but I want to be able to run AC and more things as
frequency of problems that our antiquated power company
A few thoughts:
That's what we did in our home in CT many years ago, Bruce. Our BP was only 100 Amps at the time. I installed a Winco 8kW auto-start, auto-transfer genset. The Winco worked ok using NG only. There were too many service problems for me to recommend another Winco though. Poor design had the electronics too close to the manifold, resulting in th need for frequent replacement of timer modules and such. In 18 years I overhauled it twice, the second time having to rebuild the cylinders.
Kohler's 35 kW model has a *very* quiet housing. Friends of ours have used them for years and say they've had very few problems. You might also want to look at Onan. They're reputed to be very good as well.

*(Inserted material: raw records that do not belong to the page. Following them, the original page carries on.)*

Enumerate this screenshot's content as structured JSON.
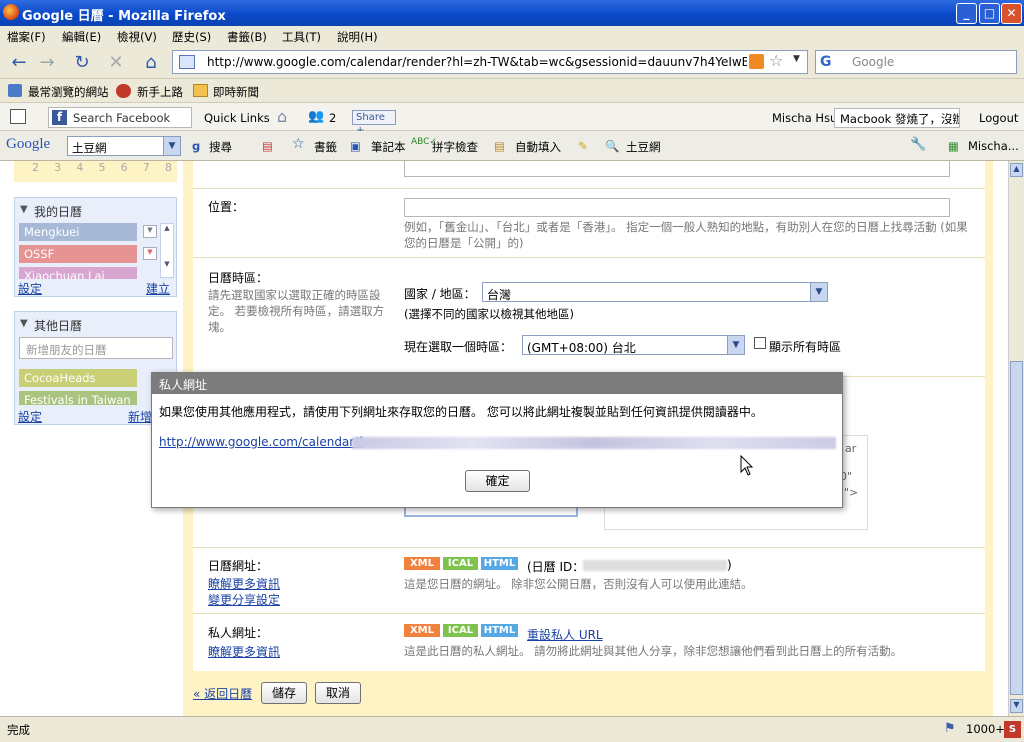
{
  "window": {
    "title": "Google 日曆 - Mozilla Firefox",
    "min": "_",
    "max": "□",
    "close": "✕"
  },
  "menu": [
    "檔案(F)",
    "編輯(E)",
    "檢視(V)",
    "歷史(S)",
    "書籤(B)",
    "工具(T)",
    "說明(H)"
  ],
  "nav": {
    "url": "http://www.google.com/calendar/render?hl=zh-TW&tab=wc&gsessionid=dauunv7h4YeIwBj-f",
    "search_placeholder": "Google"
  },
  "bookmarks": [
    "最常瀏覽的網站",
    "新手上路",
    "即時新聞"
  ],
  "fb": {
    "search_placeholder": "Search Facebook",
    "quick_links": "Quick Links",
    "friend_count": "2",
    "share": "Share",
    "user": "Mischa Hsu",
    "status": "Macbook 發燒了，沒辦法",
    "logout": "Logout"
  },
  "gbar": {
    "logo": "Google",
    "query": "土豆網",
    "search": "搜尋",
    "bookmarks": "書籤",
    "notebook": "筆記本",
    "spell": "拼字檢查",
    "autofill": "自動填入",
    "tudou": "土豆網",
    "user": "Mischa..."
  },
  "mini_cal_row": [
    "2",
    "3",
    "4",
    "5",
    "6",
    "7",
    "8"
  ],
  "sidebar": {
    "my_cals_title": "我的日曆",
    "my_cals": [
      {
        "name": "Mengkuei",
        "color": "#a7b9d6"
      },
      {
        "name": "OSSF",
        "color": "#e69393"
      },
      {
        "name": "Xiaochuan Lai",
        "color": "#d8a6d0"
      }
    ],
    "settings": "設定",
    "create": "建立",
    "other_cals_title": "其他日曆",
    "add_friend_placeholder": "新增朋友的日曆",
    "other_cals": [
      {
        "name": "CocoaHeads",
        "color": "#c9cf74"
      },
      {
        "name": "Festivals in Taiwan",
        "color": "#a9c47f"
      }
    ],
    "settings2": "設定",
    "add": "新增"
  },
  "form": {
    "location_label": "位置：",
    "location_hint": "例如，「舊金山」、「台北」或者是「香港」。 指定一個一般人熟知的地點，有助別人在您的日曆上找尋活動 (如果您的日曆是「公開」的)",
    "tz_label": "日曆時區：",
    "tz_hint": "請先選取國家以選取正確的時區設定。 若要檢視所有時區，請選取方塊。",
    "country_label": "國家 / 地區：",
    "country_value": "台灣",
    "country_hint": "(選擇不同的國家以檢視其他地區)",
    "tz_select_label": "現在選取一個時區：",
    "tz_value": "(GMT+08:00) 台北",
    "show_all_tz": "顯示所有時區",
    "cal_address_label": "日曆網址：",
    "learn_more": "瞭解更多資訊",
    "change_share": "變更分享設定",
    "cal_id_prefix": "(日曆 ID：",
    "cal_id_suffix": ")",
    "cal_address_hint": "這是您日曆的網址。 除非您公開日曆，否則沒有人可以使用此連結。",
    "private_label": "私人網址：",
    "learn_more2": "瞭解更多資訊",
    "reset_private": "重設私人 URL",
    "private_hint": "這是此日曆的私人網址。 請勿將此網址與其他人分享，除非您想讓他們看到此日曆上的所有活動。",
    "tags": [
      "XML",
      "ICAL",
      "HTML"
    ],
    "back": "« 返回日曆",
    "save": "儲存",
    "cancel": "取消",
    "embed_fragments": [
      "ar",
      "0\"",
      "\">"
    ]
  },
  "dialog": {
    "title": "私人網址",
    "message": "如果您使用其他應用程式，請使用下列網址來存取您的日曆。 您可以將此網址複製並貼到任何資訊提供閱讀器中。",
    "url": "http://www.google.com/calendar/f",
    "ok": "確定"
  },
  "status": {
    "text": "完成",
    "count": "1000+"
  },
  "colors": {
    "xml": "#f1813f",
    "ical": "#7fc24e",
    "html": "#56a8e4",
    "link": "#1a42a5",
    "frame": "#fdf3c4"
  }
}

For my purposes manual transfer is unacceptable. If you don't want to power everything, simple install an E-panel after the transfer switch. Any circuits on that panel will receive backup power. Less important circuits left on the primary BP will go dark until public utility power is restored. These would include non-essential loads such as power in the work shed, irrigation pumps, spa heater and probably 1/3 to 1/2 of your utility outlets.
Make sure you provide power to the dishwasher and laundry room, as well as the fridge, stove and nuke. These draw lots of current for short periods but make "roughing it" a lot easier during a prolonged outage.

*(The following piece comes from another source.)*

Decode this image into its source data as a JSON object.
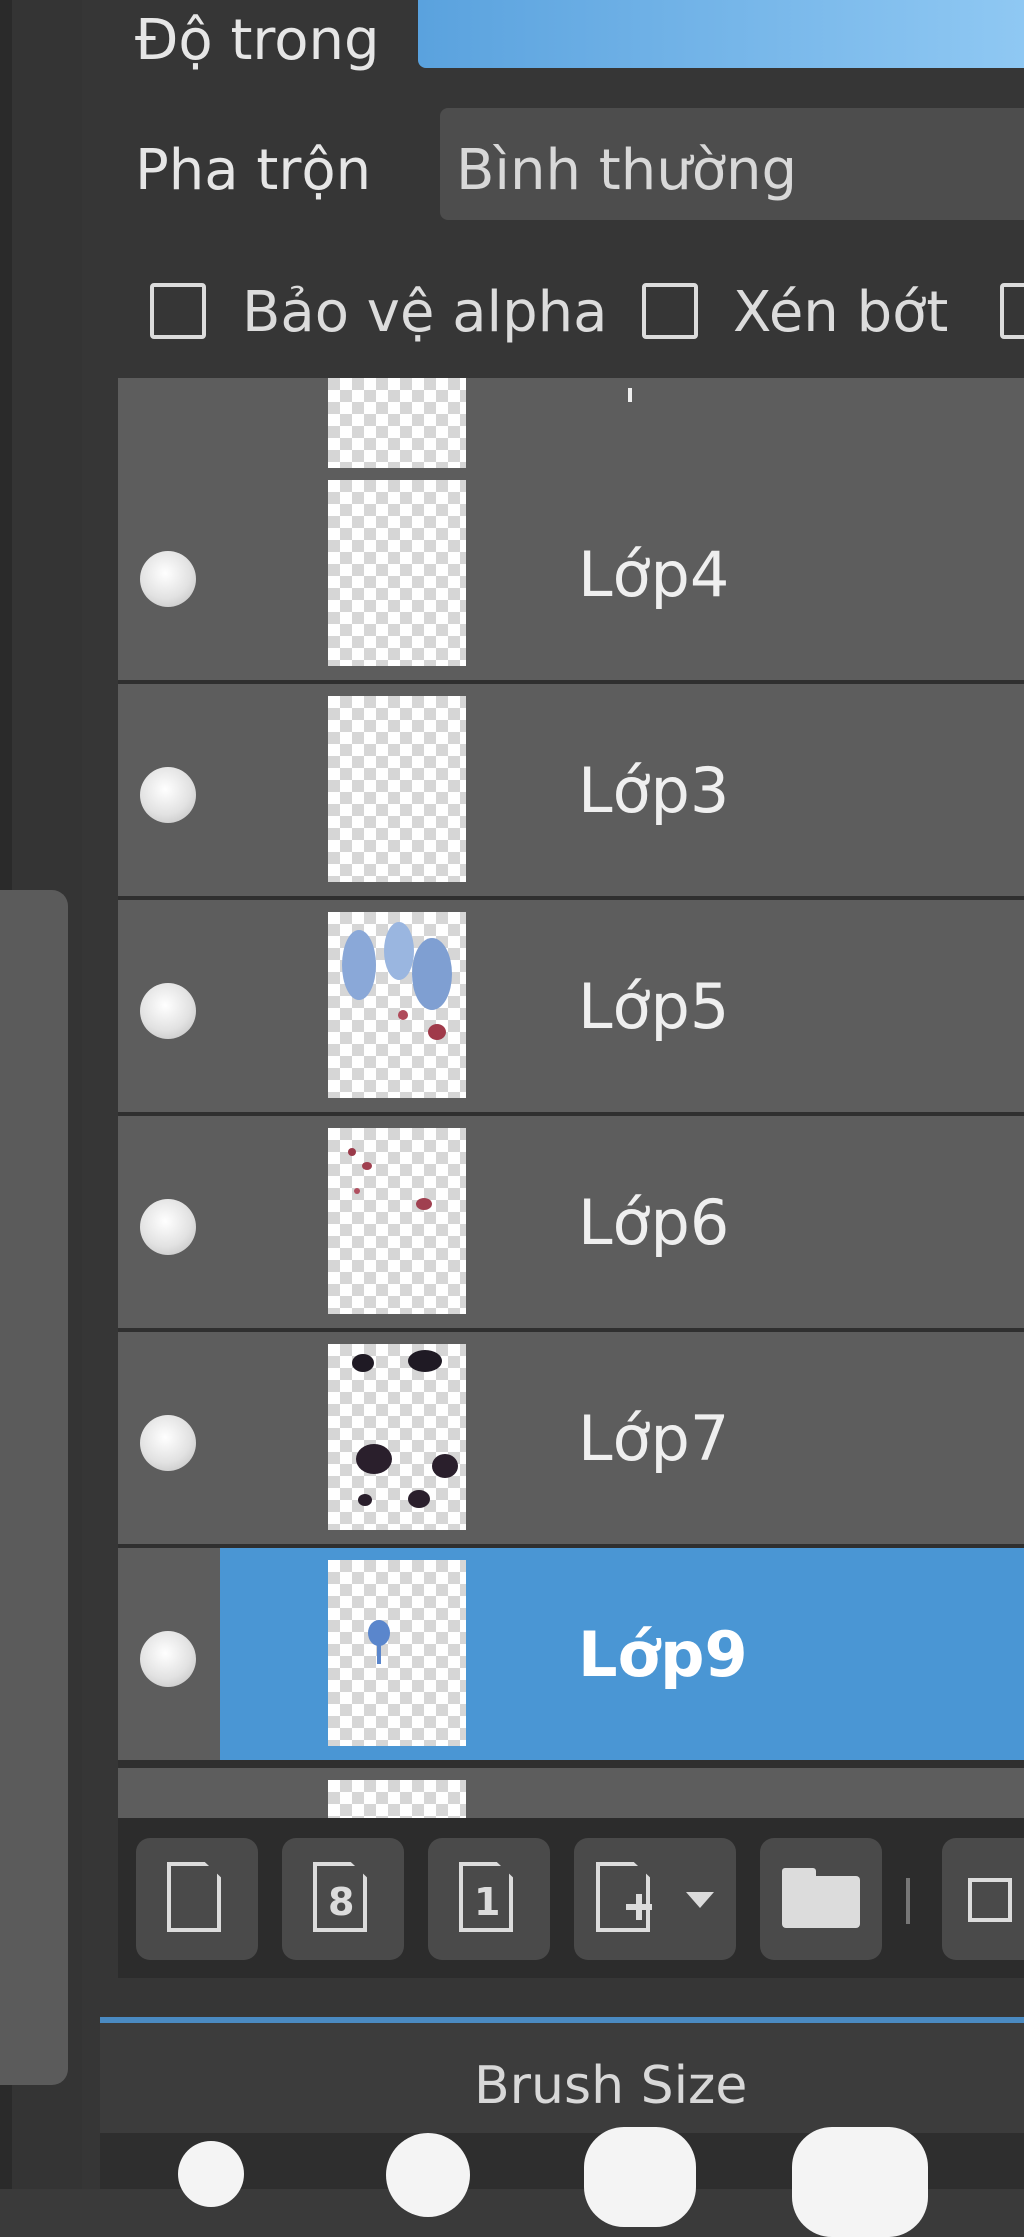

We had an electric range / oven plus the usual assortment of toaster-ovens, microwave, etc. I chose not to power the stove from my genset. During outages that lasted around as 9 or 10 days (after a terrific series of T-storms ravaged CT some years ago) we managed quite well without it.

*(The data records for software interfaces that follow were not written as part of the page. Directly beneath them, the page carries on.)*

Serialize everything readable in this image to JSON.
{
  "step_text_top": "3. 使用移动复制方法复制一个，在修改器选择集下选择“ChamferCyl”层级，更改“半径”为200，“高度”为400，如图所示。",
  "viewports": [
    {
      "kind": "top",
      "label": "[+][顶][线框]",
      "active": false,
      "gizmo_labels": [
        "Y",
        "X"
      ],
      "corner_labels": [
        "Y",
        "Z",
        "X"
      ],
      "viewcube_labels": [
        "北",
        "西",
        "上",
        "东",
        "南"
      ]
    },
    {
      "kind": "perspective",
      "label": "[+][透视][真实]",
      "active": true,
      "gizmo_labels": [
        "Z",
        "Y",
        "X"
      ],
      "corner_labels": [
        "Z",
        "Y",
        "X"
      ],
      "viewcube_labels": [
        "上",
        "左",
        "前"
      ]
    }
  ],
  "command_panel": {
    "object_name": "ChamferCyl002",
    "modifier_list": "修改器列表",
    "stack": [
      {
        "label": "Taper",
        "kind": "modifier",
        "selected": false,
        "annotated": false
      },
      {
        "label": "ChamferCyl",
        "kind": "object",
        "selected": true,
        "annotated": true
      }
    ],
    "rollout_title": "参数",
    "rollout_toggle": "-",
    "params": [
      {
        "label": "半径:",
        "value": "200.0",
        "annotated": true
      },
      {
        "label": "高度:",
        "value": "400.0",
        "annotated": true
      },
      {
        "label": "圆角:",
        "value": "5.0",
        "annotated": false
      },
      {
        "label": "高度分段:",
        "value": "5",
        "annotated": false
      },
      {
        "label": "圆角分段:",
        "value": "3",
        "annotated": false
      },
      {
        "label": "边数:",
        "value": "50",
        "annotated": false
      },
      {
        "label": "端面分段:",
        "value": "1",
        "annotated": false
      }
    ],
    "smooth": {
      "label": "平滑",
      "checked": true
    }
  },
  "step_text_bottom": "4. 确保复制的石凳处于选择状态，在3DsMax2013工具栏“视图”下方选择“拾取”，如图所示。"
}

BTW, some months ago someone from CHA asked about my TCP/IP controlled power strip. I promised to ship it but couldn't find it for a long time. During one of my few good days I recently tore into the garagasaurus and found the thing. If that was you, please let me know. I'd be happy to send it along.
Portlock Rd is one of the rare areas on Oahu that has underground NG lines. While Hawaii Kai does not have gas lines, the gas does come all the way up Kalanianaole Hwy to Portlock. I used to have NG when I lived on Niu Iki Cir too which is also right off Kal Hwy by Niu Valley.
On Tue, 17 Oct 2006 15:42:41 GMT, "BruceR" wrote (with possible editing):
We have a 16kw diesel with a 200 amp automatic transfer switch. The generator runs every Saturday at 11:45 am. I picked diesel so that I could run off of 1 fuel - the same as is used by the boiler and furnace - we have a 2000 gal tank in an insulated underground bunker. It runs EVERYTHING including two air conditioning compressors, oven, clothes dryer, etc. I believe I could have made it smaller. I have had virtually no trouble with it since it's installation several years ago. I soundproofed the thing by building it in a separate indoor enclosure equipped with two motorized louvers - 1 in front of the water cooled radiator and one up high, baffled to supply intake air. (I am in northern New England). Construction included soundproofing material purchased especially for generators.
I think 35kw is WAY too large. Since you have gas, I'd use that with propane as a backup (you said you had earthquakes).
of it) now although I wouldn't need to run all the
Hmm. I think I was also confusing your home with Bob Green's palace. Who is in TX and who is in HA??? :^)
You probably only need 15-20 kW. My 10-room home with attached office ran well in southern New England (read: "ice and snow") using only 8 kW. The only major load we didn't power from the genset was the stove.
When I get around to installing a genset on the current hovel, it will probably be in the 20-25 kW range. That should handle both A/C handlers, the pool/spa, lighting and appliances. Again, I won't bother powering the electric range. With a gas BBQ and a couple of microwave ovens I don't need it during a power outage. Fortunately, outages in Sarasota rarely last more than a few days.